Le refuge du Lac D’Allos – Parc de Mercantour

Recently during my last fridge replenishing order, I bought 3 rolls of this film in both 120 and 35mm.

I shot the first roll with the Dacora Digna, a 1950’s German 6×6 camera with a collapsible 80mm lens, a fixed speed of roughly 1/50 seconds and a choice of aperture of f8 or f11. This is not a perfect camera for testing a new film but the Hassie was 10000 KM away.

 

On the way to the Col D’Allos.

The film was processed at my usual lab; when I collected I was told it was pushed; the only explanation I had was that the guy from the lab knows the film need to be pushed. The result is ok-ish anyway, but the negative did not look too contrasty; I expected it to be overexposed a bit by sunny sixteen rule.

View from the Col d’Allos

On a practical note the markings on the back of the film are very faint so it is difficult to read the frame number though the red window when you advance the film.

Alpine shed

The pictures were taken during a walk to the Lac d’Allos one of biggest high altitude (2230m ) lakes in Europe.

Roll number two is at the lab at the moment, street shots from yesterday walk with the more reliable Agfa Isolette III, the last roll I’ll definitely keep for the Hassie.

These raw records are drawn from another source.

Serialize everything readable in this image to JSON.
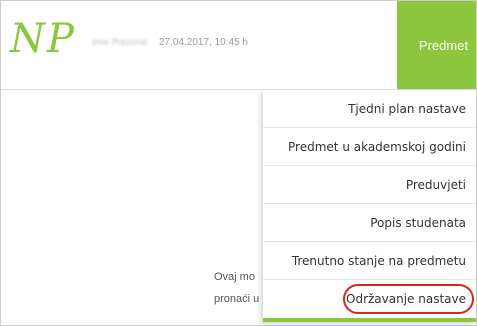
{
  "header": {
    "logo_text": "NP",
    "user_name": "Ime Prezime",
    "timestamp": "27.04.2017, 10:45 h"
  },
  "nav": {
    "predmet_label": "Predmet"
  },
  "content": {
    "line1": "Ovaj mo",
    "line2": "pronaći u"
  },
  "menu": {
    "items": [
      {
        "label": "Tjedni plan nastave"
      },
      {
        "label": "Predmet u akademskoj godini"
      },
      {
        "label": "Preduvjeti"
      },
      {
        "label": "Popis studenata"
      },
      {
        "label": "Trenutno stanje na predmetu"
      },
      {
        "label": "Održavanje nastave"
      }
    ]
  },
  "colors": {
    "accent": "#8cc63f",
    "highlight": "#d9251c"
  }
}
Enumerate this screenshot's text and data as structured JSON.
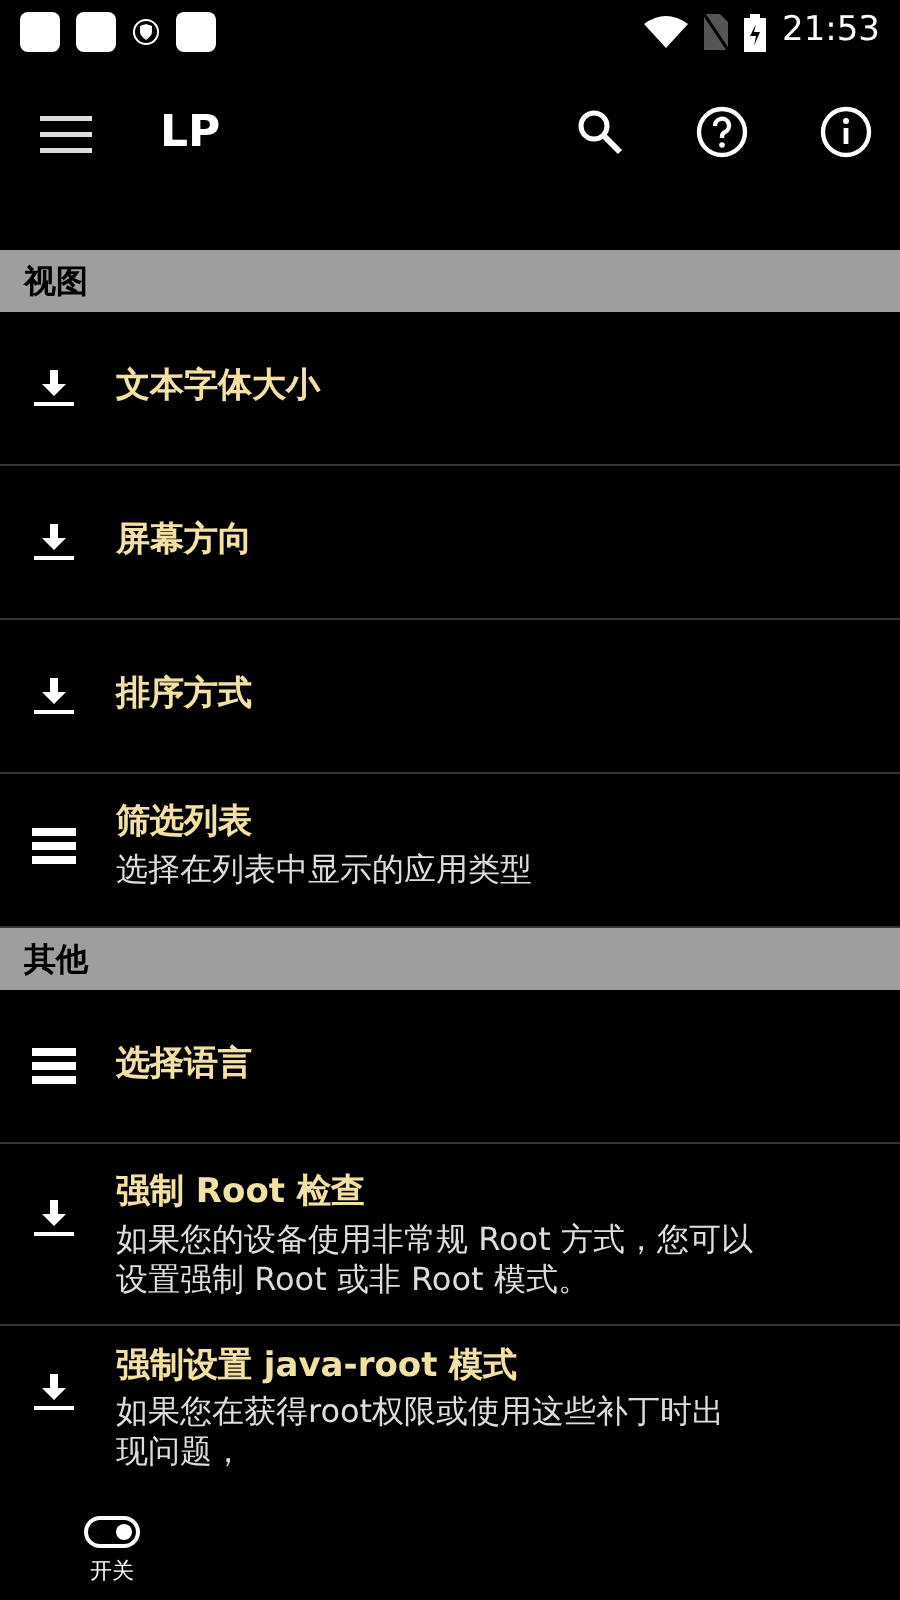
{
  "status_bar": {
    "time": "21:53"
  },
  "app_bar": {
    "title": "LP"
  },
  "sections": [
    {
      "header": "视图",
      "items": [
        {
          "kind": "download",
          "title": "文本字体大小"
        },
        {
          "kind": "download",
          "title": "屏幕方向"
        },
        {
          "kind": "download",
          "title": "排序方式"
        },
        {
          "kind": "list",
          "title": "筛选列表",
          "subtitle": "选择在列表中显示的应用类型"
        }
      ]
    },
    {
      "header": "其他",
      "items": [
        {
          "kind": "list",
          "title": "选择语言"
        },
        {
          "kind": "download",
          "title": "强制 Root 检查",
          "subtitle": "如果您的设备使用非常规 Root 方式，您可以设置强制 Root 或非 Root 模式。"
        },
        {
          "kind": "download",
          "title": "强制设置 java-root 模式",
          "subtitle": "如果您在获得root权限或使用这些补丁时出现问题，"
        }
      ]
    }
  ],
  "bottom_nav": [
    {
      "label": "开关",
      "selected": true
    }
  ]
}
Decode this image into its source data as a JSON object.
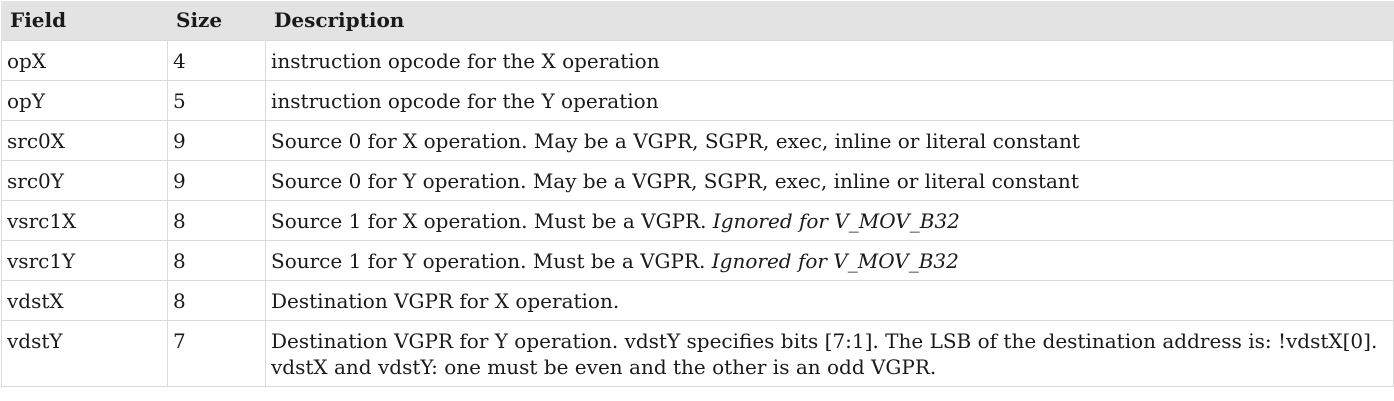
{
  "table": {
    "headers": {
      "field": "Field",
      "size": "Size",
      "description": "Description"
    },
    "rows": [
      {
        "field": "opX",
        "size": "4",
        "desc": "instruction opcode for the X operation",
        "note": ""
      },
      {
        "field": "opY",
        "size": "5",
        "desc": "instruction opcode for the Y operation",
        "note": ""
      },
      {
        "field": "src0X",
        "size": "9",
        "desc": "Source 0 for X operation. May be a VGPR, SGPR, exec, inline or literal constant",
        "note": ""
      },
      {
        "field": "src0Y",
        "size": "9",
        "desc": "Source 0 for Y operation. May be a VGPR, SGPR, exec, inline or literal constant",
        "note": ""
      },
      {
        "field": "vsrc1X",
        "size": "8",
        "desc": "Source 1 for X operation. Must be a VGPR. ",
        "note": "Ignored for V_MOV_B32"
      },
      {
        "field": "vsrc1Y",
        "size": "8",
        "desc": "Source 1 for Y operation. Must be a VGPR. ",
        "note": "Ignored for V_MOV_B32"
      },
      {
        "field": "vdstX",
        "size": "8",
        "desc": "Destination VGPR for X operation.",
        "note": ""
      },
      {
        "field": "vdstY",
        "size": "7",
        "desc": "Destination VGPR for Y operation. vdstY specifies bits [7:1]. The LSB of the destination address is: !vdstX[0]. vdstX and vdstY: one must be even and the other is an odd VGPR.",
        "note": ""
      }
    ]
  }
}
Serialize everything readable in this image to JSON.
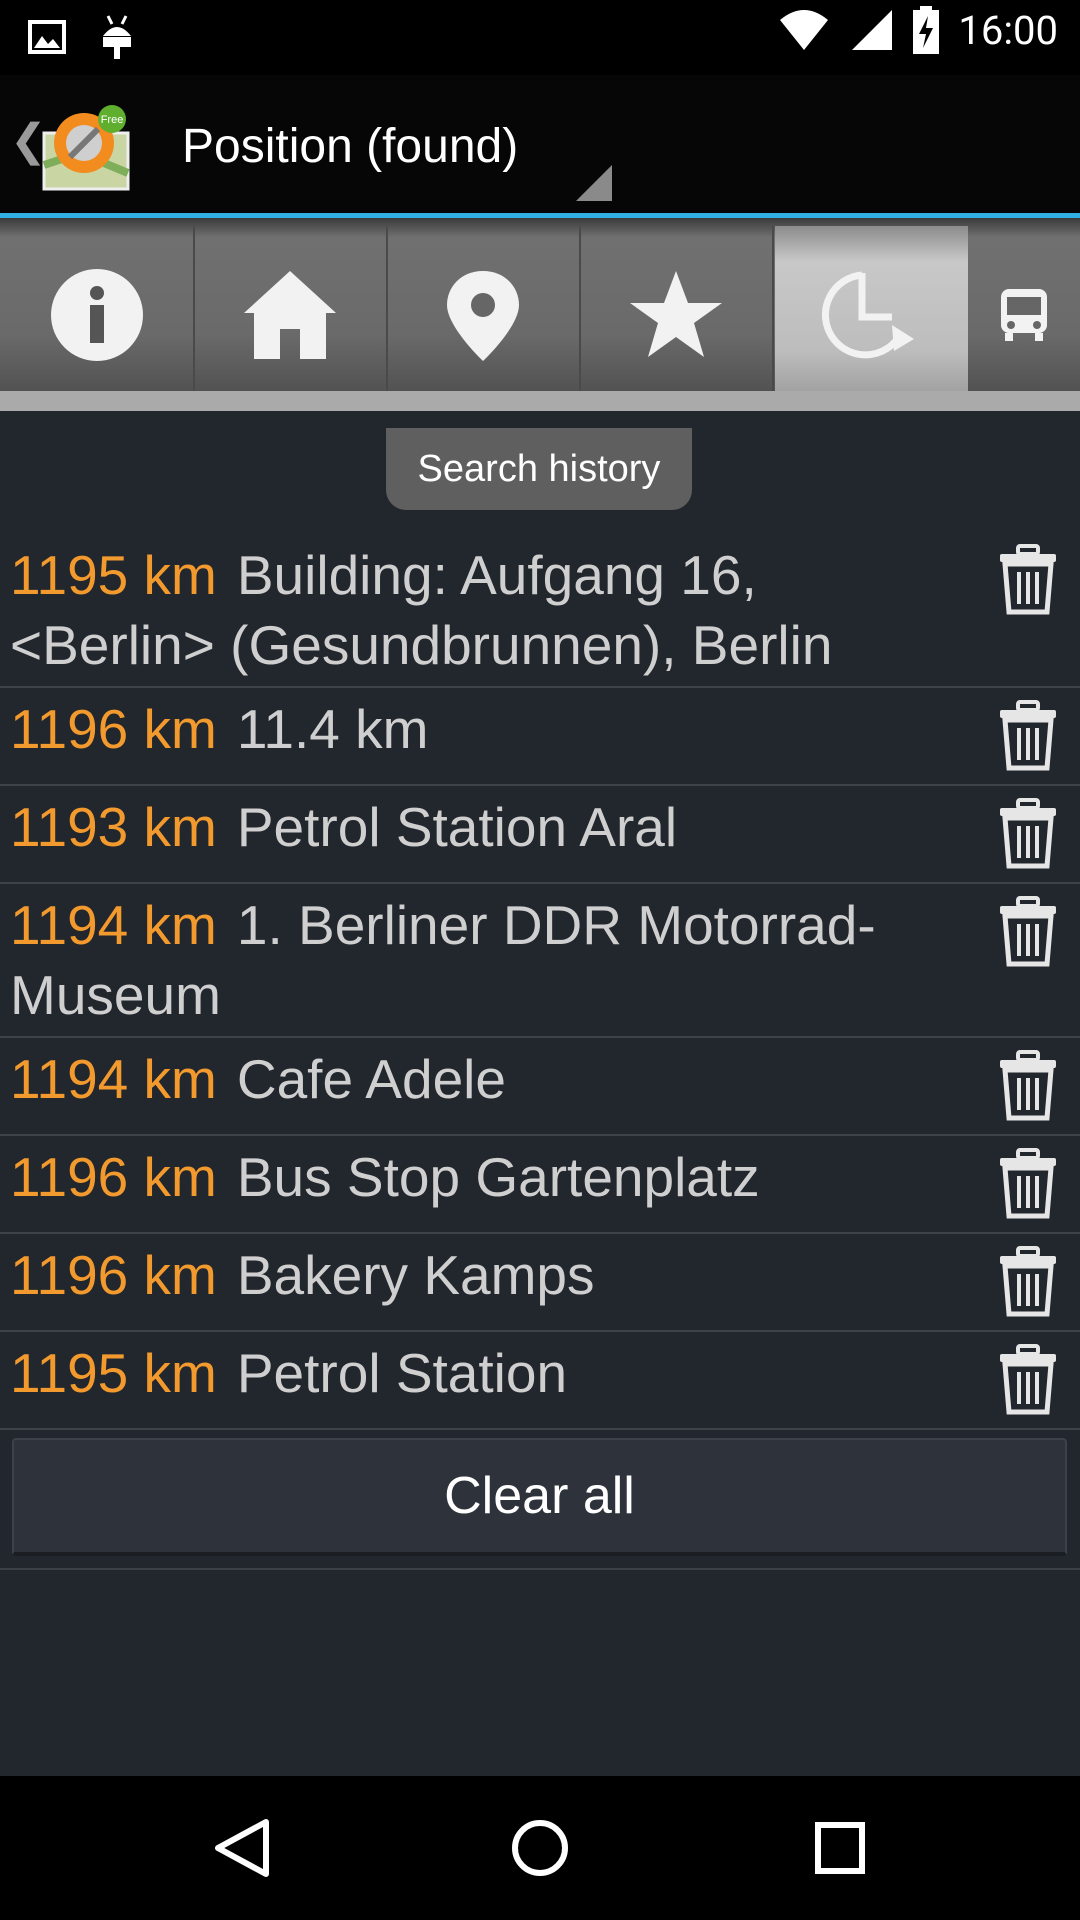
{
  "status_bar": {
    "time": "16:00",
    "icons": [
      "image-icon",
      "android-debug-icon",
      "wifi-icon",
      "signal-icon",
      "battery-charging-icon"
    ]
  },
  "action_bar": {
    "title": "Position (found)",
    "app_badge": "Free"
  },
  "tabs": [
    {
      "icon": "info-icon",
      "active": false
    },
    {
      "icon": "home-icon",
      "active": false
    },
    {
      "icon": "map-pin-icon",
      "active": false
    },
    {
      "icon": "star-icon",
      "active": false
    },
    {
      "icon": "search-history-icon",
      "active": true
    },
    {
      "icon": "bus-icon",
      "active": false
    }
  ],
  "tooltip": "Search history",
  "history": [
    {
      "distance": "1195 km",
      "name": "Building: Aufgang 16, <Berlin> (Gesundbrunnen), Berlin"
    },
    {
      "distance": "1196 km",
      "name": "11.4 km"
    },
    {
      "distance": "1193 km",
      "name": "Petrol Station Aral"
    },
    {
      "distance": "1194 km",
      "name": "1. Berliner DDR Motorrad-Museum"
    },
    {
      "distance": "1194 km",
      "name": "Cafe Adele"
    },
    {
      "distance": "1196 km",
      "name": "Bus Stop Gartenplatz"
    },
    {
      "distance": "1196 km",
      "name": "Bakery Kamps"
    },
    {
      "distance": "1195 km",
      "name": "Petrol Station"
    }
  ],
  "clear_all_label": "Clear all",
  "colors": {
    "accent_blue": "#31b0e4",
    "distance_orange": "#f39a2e",
    "background": "#22262d"
  }
}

Bergger Panchro400-120

First roll of Bergger Pancro400